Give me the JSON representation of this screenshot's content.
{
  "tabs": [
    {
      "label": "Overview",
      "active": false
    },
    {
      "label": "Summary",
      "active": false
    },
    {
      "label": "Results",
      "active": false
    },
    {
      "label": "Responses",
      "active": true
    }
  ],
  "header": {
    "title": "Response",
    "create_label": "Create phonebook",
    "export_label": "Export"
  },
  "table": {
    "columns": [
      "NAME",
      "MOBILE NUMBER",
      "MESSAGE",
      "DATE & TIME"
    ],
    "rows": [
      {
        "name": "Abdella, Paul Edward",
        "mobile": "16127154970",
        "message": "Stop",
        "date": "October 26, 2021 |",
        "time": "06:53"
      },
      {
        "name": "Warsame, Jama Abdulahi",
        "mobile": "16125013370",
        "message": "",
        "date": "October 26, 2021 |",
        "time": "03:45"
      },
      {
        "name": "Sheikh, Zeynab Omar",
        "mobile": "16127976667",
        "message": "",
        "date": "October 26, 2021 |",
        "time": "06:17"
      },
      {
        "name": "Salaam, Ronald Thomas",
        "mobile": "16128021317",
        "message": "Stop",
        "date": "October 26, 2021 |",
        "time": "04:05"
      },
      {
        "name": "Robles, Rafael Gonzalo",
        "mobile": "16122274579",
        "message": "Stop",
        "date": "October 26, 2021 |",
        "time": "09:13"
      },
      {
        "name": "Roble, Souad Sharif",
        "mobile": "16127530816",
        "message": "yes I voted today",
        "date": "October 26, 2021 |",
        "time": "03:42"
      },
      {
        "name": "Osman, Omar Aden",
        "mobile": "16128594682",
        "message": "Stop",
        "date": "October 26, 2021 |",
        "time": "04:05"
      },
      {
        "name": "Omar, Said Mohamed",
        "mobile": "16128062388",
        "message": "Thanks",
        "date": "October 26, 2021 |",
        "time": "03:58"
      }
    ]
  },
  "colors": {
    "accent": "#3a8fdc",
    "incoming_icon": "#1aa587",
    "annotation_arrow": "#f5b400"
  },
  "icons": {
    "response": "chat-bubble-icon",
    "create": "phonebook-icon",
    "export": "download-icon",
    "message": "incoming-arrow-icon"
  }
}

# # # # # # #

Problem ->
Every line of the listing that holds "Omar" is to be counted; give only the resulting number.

Response to the exercise ->
3